__WHAT TO PRODUCE__: Which lines of the listing hold the string "time"? Copy those lines.

#### DATA LISTING

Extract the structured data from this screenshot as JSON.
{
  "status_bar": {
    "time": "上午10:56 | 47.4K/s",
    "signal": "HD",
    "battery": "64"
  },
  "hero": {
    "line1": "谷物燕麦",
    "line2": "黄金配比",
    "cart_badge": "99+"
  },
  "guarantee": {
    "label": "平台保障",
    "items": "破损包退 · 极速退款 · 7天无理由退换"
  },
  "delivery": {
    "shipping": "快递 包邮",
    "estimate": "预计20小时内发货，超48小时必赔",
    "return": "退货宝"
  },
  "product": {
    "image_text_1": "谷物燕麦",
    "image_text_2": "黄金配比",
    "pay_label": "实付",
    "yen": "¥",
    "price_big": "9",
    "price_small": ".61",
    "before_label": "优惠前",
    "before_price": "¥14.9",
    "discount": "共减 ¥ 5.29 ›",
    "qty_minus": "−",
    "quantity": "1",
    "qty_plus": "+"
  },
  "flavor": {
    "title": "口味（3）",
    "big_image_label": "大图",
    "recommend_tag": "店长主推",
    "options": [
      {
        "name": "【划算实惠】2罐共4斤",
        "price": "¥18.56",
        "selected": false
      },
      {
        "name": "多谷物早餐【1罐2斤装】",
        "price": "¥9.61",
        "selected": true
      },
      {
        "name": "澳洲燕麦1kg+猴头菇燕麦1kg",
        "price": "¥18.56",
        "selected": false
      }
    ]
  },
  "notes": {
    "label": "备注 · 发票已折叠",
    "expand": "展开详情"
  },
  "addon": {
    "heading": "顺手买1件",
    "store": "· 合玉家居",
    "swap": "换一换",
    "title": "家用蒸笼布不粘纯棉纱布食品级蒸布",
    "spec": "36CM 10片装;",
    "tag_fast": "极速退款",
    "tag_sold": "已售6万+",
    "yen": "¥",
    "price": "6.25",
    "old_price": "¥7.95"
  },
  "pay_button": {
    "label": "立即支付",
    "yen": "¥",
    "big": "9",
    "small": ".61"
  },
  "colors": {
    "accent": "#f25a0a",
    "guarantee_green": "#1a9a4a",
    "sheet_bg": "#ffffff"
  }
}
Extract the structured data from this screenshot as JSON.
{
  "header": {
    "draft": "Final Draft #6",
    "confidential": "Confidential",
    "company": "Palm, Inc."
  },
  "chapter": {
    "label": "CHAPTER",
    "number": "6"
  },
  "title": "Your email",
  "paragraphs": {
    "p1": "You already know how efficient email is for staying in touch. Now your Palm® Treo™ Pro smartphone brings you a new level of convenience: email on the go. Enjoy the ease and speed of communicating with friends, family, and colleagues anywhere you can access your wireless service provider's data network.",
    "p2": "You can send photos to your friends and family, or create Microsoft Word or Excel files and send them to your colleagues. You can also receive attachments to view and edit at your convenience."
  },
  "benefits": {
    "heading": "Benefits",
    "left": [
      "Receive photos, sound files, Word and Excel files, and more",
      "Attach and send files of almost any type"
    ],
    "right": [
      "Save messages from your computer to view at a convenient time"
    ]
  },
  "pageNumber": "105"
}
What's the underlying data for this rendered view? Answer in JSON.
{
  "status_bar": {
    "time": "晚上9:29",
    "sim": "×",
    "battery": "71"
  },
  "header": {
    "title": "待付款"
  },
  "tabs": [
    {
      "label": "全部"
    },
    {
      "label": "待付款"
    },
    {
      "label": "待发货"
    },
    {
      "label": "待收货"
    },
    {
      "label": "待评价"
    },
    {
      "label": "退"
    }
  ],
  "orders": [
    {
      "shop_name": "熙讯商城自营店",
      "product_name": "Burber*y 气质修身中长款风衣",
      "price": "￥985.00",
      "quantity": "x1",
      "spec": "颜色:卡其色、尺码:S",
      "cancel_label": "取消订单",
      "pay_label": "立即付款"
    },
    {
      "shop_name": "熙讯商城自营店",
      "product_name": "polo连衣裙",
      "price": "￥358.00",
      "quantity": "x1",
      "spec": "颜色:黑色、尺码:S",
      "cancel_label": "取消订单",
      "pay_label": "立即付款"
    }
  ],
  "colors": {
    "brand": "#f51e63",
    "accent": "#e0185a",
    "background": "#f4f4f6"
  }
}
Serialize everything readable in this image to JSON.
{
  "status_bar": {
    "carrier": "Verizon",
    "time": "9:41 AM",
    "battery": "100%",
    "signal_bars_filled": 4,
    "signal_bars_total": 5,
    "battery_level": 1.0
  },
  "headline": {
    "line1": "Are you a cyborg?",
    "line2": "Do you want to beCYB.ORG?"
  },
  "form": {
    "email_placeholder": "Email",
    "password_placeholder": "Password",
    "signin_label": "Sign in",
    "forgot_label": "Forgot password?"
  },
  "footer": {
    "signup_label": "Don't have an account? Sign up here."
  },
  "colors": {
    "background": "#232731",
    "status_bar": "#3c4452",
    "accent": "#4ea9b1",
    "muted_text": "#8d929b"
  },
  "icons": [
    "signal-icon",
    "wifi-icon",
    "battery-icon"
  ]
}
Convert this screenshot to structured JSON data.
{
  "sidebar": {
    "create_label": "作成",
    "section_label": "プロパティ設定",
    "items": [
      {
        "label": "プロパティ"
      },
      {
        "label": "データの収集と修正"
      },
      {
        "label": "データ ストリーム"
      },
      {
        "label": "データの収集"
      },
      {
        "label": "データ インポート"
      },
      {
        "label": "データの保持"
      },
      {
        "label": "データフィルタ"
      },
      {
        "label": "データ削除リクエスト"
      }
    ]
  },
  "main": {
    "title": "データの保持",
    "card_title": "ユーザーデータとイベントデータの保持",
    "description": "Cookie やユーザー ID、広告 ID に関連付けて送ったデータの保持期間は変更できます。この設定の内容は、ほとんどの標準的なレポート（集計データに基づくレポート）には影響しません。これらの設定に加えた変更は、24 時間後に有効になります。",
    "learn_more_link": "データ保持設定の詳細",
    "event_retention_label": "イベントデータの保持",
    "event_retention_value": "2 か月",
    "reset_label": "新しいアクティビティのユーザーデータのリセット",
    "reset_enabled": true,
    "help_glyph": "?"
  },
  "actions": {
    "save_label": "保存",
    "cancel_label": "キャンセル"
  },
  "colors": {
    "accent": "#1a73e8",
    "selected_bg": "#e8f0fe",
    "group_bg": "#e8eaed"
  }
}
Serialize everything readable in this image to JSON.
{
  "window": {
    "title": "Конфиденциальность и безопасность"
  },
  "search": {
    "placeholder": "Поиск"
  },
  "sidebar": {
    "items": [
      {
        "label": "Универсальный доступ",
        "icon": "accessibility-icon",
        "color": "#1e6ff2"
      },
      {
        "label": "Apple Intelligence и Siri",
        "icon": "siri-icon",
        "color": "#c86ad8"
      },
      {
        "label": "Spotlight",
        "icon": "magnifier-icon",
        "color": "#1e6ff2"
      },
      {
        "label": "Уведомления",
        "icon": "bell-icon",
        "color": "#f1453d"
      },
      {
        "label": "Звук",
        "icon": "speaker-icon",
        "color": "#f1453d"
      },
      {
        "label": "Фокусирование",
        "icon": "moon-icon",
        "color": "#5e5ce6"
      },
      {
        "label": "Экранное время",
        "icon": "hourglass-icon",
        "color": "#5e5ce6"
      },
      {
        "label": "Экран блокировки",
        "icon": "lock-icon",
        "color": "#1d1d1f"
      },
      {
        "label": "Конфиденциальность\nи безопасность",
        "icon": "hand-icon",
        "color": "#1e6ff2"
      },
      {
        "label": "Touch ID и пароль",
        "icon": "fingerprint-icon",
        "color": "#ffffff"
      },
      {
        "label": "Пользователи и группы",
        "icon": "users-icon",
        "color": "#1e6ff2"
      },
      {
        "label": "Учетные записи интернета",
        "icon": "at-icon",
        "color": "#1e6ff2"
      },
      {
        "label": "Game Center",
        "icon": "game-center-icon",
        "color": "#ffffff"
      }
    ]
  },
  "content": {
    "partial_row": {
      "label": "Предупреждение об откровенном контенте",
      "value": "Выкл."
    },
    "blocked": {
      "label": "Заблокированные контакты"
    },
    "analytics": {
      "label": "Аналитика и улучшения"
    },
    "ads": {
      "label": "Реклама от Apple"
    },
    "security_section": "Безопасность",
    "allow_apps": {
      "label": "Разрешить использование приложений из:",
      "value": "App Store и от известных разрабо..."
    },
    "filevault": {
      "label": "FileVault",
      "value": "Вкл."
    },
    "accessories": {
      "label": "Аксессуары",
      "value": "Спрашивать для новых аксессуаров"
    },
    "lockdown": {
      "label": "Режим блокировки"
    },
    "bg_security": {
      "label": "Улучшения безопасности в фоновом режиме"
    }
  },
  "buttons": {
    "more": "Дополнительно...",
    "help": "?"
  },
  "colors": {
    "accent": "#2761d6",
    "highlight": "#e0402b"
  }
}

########

__ANSWER BELOW__:
    "time": "上午10:56 | 47.4K/s",
      "Save messages from your computer to view at a convenient time"
    "time": "晚上9:29",
    "time": "9:41 AM",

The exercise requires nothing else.